The antihuman unconscious in twenty-first century science fiction cinema : structure of feeling, the political unconscious, and problematising the human in science fiction films produced since 1999
Electronic Thesis or Dissertation

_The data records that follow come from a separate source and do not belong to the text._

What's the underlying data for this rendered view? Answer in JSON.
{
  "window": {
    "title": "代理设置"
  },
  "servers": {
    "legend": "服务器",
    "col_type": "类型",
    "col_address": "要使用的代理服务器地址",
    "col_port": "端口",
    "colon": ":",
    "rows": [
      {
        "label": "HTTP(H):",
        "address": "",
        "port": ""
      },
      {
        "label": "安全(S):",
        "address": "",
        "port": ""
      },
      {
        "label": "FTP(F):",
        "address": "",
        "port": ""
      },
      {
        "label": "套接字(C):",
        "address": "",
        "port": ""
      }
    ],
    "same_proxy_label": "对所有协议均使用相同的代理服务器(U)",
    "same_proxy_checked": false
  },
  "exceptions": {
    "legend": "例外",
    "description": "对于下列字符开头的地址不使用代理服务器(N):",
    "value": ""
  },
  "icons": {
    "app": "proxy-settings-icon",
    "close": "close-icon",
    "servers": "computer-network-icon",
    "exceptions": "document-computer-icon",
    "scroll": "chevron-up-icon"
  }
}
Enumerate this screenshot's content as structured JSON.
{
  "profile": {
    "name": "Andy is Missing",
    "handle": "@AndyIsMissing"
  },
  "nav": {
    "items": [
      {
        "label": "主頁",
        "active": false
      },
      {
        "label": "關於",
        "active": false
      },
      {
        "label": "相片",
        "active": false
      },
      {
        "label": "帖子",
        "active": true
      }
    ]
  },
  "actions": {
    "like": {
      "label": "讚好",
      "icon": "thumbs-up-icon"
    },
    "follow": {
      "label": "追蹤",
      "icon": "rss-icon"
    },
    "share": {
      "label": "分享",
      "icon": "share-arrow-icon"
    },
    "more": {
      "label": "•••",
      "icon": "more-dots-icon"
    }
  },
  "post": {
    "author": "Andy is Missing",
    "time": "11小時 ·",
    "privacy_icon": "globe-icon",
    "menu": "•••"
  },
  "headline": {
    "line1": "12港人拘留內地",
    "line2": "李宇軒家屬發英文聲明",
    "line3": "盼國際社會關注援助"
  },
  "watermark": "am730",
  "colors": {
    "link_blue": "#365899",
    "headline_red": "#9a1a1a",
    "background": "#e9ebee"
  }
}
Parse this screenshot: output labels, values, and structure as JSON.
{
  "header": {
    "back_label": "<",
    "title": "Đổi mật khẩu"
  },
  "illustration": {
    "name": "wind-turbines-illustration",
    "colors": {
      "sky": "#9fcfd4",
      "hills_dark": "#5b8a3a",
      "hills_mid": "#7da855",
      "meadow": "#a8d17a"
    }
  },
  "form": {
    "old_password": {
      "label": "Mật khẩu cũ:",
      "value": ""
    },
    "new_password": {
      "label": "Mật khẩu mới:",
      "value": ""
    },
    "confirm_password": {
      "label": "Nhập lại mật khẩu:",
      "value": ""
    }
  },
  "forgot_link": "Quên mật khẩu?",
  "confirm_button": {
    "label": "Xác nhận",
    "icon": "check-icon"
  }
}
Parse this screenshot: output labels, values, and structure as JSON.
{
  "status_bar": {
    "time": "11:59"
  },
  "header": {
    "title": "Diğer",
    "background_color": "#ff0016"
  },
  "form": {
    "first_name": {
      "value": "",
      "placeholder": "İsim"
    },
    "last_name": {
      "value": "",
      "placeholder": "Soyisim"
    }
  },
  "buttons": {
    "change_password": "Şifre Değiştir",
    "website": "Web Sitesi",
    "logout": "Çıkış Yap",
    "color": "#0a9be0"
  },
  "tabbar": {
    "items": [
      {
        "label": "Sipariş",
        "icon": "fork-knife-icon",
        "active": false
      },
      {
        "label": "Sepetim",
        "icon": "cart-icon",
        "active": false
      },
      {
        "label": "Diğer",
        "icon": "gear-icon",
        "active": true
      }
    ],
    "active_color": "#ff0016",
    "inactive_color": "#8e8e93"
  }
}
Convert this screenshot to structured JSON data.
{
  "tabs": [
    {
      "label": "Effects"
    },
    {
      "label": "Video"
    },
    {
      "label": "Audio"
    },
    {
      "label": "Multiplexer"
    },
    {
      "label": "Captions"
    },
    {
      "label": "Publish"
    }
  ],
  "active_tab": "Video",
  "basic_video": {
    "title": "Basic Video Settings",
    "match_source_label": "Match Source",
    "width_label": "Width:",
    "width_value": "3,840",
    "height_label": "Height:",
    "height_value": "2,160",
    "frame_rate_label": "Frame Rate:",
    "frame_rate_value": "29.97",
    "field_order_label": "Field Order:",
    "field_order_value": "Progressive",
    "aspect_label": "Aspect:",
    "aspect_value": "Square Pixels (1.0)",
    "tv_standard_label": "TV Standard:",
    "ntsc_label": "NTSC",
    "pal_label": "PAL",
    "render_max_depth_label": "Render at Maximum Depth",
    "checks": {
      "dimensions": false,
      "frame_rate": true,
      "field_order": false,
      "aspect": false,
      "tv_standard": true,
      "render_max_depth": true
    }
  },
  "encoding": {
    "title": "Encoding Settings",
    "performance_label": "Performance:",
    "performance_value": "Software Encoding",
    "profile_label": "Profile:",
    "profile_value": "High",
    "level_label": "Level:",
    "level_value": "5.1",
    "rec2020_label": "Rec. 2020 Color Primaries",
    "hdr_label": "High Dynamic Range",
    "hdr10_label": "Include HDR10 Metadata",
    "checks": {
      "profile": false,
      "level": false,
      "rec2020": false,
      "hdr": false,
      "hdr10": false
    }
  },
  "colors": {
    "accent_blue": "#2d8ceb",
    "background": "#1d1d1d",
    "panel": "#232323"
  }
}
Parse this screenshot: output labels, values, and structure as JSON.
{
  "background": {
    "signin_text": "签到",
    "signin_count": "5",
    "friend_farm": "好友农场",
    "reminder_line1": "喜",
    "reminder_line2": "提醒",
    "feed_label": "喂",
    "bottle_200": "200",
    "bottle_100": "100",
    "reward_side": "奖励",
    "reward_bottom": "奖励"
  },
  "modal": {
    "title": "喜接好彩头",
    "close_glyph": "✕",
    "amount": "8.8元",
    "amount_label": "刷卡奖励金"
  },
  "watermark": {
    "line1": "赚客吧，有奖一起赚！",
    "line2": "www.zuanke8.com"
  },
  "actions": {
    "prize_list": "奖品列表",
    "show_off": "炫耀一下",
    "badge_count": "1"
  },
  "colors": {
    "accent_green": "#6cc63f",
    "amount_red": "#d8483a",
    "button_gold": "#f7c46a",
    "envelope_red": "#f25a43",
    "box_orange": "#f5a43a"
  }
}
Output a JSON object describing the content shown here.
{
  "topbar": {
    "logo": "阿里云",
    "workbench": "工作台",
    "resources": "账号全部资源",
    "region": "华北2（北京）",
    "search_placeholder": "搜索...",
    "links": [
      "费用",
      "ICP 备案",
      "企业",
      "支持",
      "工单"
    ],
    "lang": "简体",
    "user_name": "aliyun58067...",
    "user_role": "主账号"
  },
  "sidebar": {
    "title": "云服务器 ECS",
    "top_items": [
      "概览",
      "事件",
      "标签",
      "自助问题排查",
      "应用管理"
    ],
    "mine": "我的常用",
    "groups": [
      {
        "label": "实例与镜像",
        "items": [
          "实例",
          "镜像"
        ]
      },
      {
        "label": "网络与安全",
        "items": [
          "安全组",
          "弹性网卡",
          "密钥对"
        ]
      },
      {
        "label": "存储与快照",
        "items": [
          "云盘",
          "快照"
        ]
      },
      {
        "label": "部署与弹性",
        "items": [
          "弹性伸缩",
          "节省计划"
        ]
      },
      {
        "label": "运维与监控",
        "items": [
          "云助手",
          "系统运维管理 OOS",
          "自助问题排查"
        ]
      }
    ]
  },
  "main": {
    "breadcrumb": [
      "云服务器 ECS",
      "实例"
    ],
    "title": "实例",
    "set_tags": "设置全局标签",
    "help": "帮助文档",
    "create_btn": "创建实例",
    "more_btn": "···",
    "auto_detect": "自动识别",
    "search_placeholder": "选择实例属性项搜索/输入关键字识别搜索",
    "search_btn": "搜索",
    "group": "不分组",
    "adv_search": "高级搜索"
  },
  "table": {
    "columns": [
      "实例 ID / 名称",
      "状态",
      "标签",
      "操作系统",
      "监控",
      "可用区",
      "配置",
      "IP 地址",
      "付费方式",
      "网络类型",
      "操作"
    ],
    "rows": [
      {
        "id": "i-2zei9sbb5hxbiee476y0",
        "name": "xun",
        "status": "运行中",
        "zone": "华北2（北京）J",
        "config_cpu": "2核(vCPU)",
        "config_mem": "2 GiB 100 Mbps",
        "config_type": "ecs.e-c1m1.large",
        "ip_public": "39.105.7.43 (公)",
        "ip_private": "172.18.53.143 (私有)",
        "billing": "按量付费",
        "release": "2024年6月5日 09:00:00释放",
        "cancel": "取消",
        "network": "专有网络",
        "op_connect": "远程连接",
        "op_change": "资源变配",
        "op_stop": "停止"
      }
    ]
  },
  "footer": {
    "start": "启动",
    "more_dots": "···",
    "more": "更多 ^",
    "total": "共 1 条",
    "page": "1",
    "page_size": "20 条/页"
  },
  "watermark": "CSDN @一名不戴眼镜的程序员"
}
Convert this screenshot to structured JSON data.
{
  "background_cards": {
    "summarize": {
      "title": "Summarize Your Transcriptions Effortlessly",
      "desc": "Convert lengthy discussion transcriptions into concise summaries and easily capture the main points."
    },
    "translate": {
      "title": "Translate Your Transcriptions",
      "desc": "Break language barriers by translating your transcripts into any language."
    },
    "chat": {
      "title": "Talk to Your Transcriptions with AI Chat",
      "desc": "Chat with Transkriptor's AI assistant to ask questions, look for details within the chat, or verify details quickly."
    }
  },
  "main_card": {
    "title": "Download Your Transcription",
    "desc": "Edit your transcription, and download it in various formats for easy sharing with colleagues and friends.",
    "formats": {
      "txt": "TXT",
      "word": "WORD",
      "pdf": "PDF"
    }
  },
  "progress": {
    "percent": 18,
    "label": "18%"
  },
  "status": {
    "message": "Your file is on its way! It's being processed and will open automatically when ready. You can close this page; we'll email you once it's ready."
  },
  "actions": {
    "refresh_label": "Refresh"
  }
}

This thesis argues that there is an antihuman unconscious present in science fiction cinema of the twenty-first century, which is the result of the tumultuous events of the previous two decades. These events have led many to question if the human species will, or should, survive into the future, and this is reflected in science fiction films of the last twenty years, many of which feature images and narratives of the commodification, vilification, and annihilation of humanity. Utilising Raymond Williams' structure of feeling, whereby dominant cultural attitudes are challenged by alternative attitudes, and Fredric Jameson's political unconscious, in which previously repressed ideologies return to the surface of a text, this thesis explores how and why the antihuman unconscious manifests in twenty-first century science fiction cinema. The reasons for the emergence of the antihuman unconscious are connected with the alternative humanisms - transhumanism, posthumanism, and antihumanism - which have reconceptualised and problematised the human in the late twentieth and early twenty-first centuries. To examine how the antihuman unconscious manifests in science fiction cinema, this thesis utilises film genre theory, equating generic elements with elements of the political unconscious and structure of feeling. Science fiction films continue to present humanist narratives despite the emergence of the antihuman unconscious, and close textual analyses of selected films are conducted to determine how that unconscious is signified in visual generic elements which oppose the often humanist narrative elements of the films. The thesis analyses six English-language science fiction films produced since 1999, grouped into three pairs representing each of the aforementioned alternative humanisms. As crises continue to define the first years of the third decade of the twenty-first century, this thesis elucidates how the present upheavals, along with the scepticism directed towards the human species which can be seen in social movements such as veganism and Extinction Rebellion, are reflected in popular media, and contributes to a gap in the literature concerning this scepticism. Theoretically, it presents a synthesis of the political unconscious and structure of feeling that can be used for analysing emerging and alternative cultural trends. Additionally, the thesis contributes to film genre theory with a methodological approach for examining tensions within a genre which considers the opposition of generic visual and narratives elements.